[Opening Material provided section]
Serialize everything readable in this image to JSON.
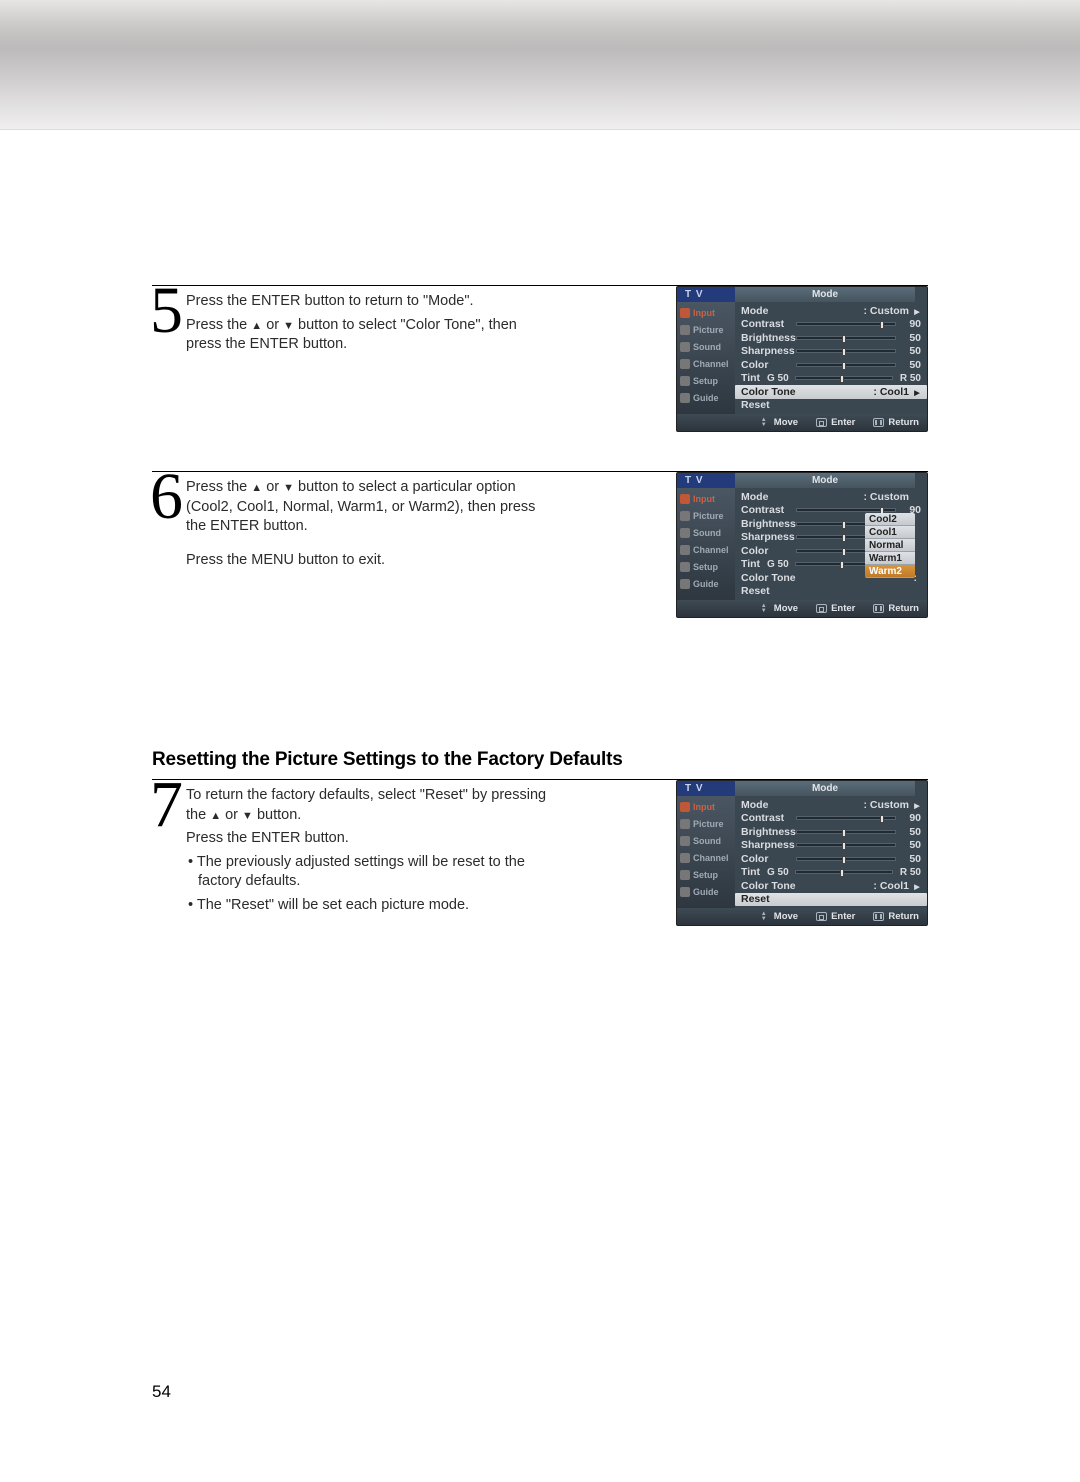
{
  "page_number": "54",
  "steps": {
    "s5": {
      "num": "5",
      "line1_a": "Press the ENTER button to return to \"Mode\".",
      "line2_a": "Press the ",
      "line2_b": " or ",
      "line2_c": " button to select \"Color Tone\", then press the ENTER button."
    },
    "s6": {
      "num": "6",
      "line1_a": "Press the ",
      "line1_b": " or ",
      "line1_c": " button to select a particular option (Cool2, Cool1, Normal, Warm1, or Warm2), then press the ENTER button.",
      "line2": "Press the MENU button to exit."
    },
    "s7": {
      "num": "7",
      "line1_a": "To return the factory defaults, select \"Reset\" by pressing the ",
      "line1_b": " or ",
      "line1_c": " button.",
      "line2": "Press the ENTER button.",
      "bul1": "• The previously adjusted settings will be reset to the factory defaults.",
      "bul2": "• The \"Reset\" will be set each picture mode."
    }
  },
  "section_heading": "Resetting the Picture Settings to the Factory Defaults",
  "osd_common": {
    "tv": "T V",
    "title": "Mode",
    "sidebar": [
      "Input",
      "Picture",
      "Sound",
      "Channel",
      "Setup",
      "Guide"
    ],
    "foot": {
      "move": "Move",
      "enter": "Enter",
      "return": "Return"
    }
  },
  "osd1": {
    "rows": {
      "mode": {
        "label": "Mode",
        "value": "Custom",
        "caret": true
      },
      "contrast": {
        "label": "Contrast",
        "value": "90",
        "pct": 87
      },
      "brightness": {
        "label": "Brightness",
        "value": "50",
        "pct": 48
      },
      "sharpness": {
        "label": "Sharpness",
        "value": "50",
        "pct": 48
      },
      "color": {
        "label": "Color",
        "value": "50",
        "pct": 48
      },
      "tint": {
        "label": "Tint",
        "g": "G 50",
        "r": "R 50",
        "pct": 48
      },
      "colortone": {
        "label": "Color Tone",
        "value": "Cool1",
        "caret": true,
        "hl": true
      },
      "reset": {
        "label": "Reset"
      }
    }
  },
  "osd2": {
    "rows": {
      "mode": {
        "label": "Mode",
        "value": "Custom"
      },
      "contrast": {
        "label": "Contrast",
        "value": "90",
        "pct": 87
      },
      "brightness": {
        "label": "Brightness",
        "pct": 48
      },
      "sharpness": {
        "label": "Sharpness",
        "pct": 48
      },
      "color": {
        "label": "Color",
        "pct": 48
      },
      "tint": {
        "label": "Tint",
        "g": "G 50",
        "pct": 48
      },
      "colortone": {
        "label": "Color Tone"
      },
      "reset": {
        "label": "Reset"
      }
    },
    "tone_list": [
      "Cool2",
      "Cool1",
      "Normal",
      "Warm1",
      "Warm2"
    ],
    "tone_selected": "Warm2"
  },
  "osd3": {
    "rows": {
      "mode": {
        "label": "Mode",
        "value": "Custom",
        "caret": true
      },
      "contrast": {
        "label": "Contrast",
        "value": "90",
        "pct": 87
      },
      "brightness": {
        "label": "Brightness",
        "value": "50",
        "pct": 48
      },
      "sharpness": {
        "label": "Sharpness",
        "value": "50",
        "pct": 48
      },
      "color": {
        "label": "Color",
        "value": "50",
        "pct": 48
      },
      "tint": {
        "label": "Tint",
        "g": "G 50",
        "r": "R 50",
        "pct": 48
      },
      "colortone": {
        "label": "Color Tone",
        "value": "Cool1",
        "caret": true
      },
      "reset": {
        "label": "Reset",
        "hl": true
      }
    }
  }
}
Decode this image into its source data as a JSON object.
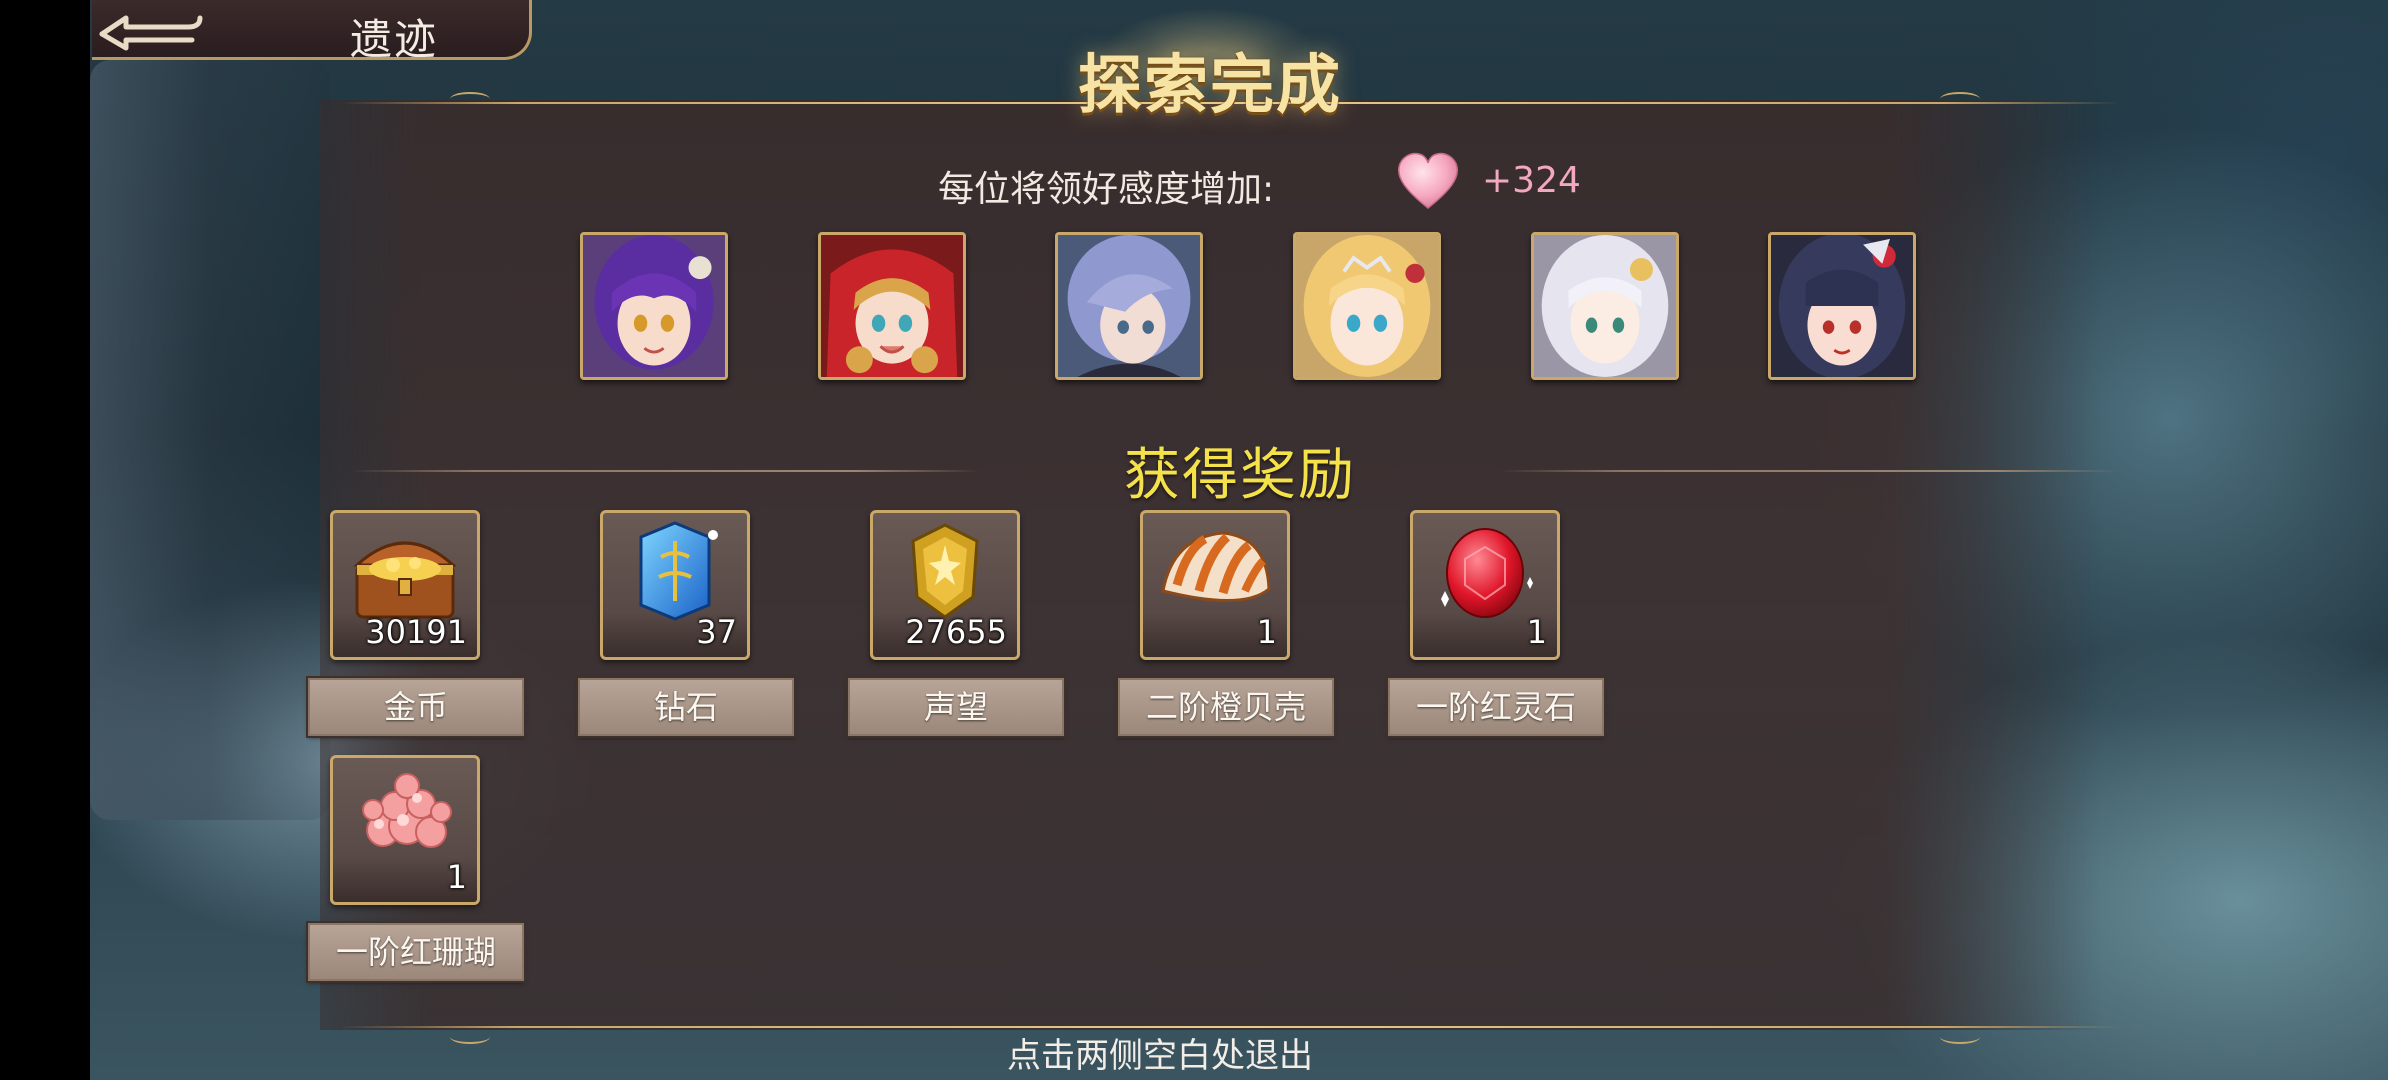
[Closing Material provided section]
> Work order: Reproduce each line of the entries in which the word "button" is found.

> Written answer:
      "line1_a": "Press the ENTER button to return to \"Mode\".",
      "line2_c": " button to select \"Color Tone\", then press the ENTER button."
      "line1_c": " button to select a particular option (Cool2, Cool1, Normal, Warm1, or Warm2), then press the ENTER button.",
      "line2": "Press the MENU button to exit."
      "line1_c": " button.",
      "line2": "Press the ENTER button.",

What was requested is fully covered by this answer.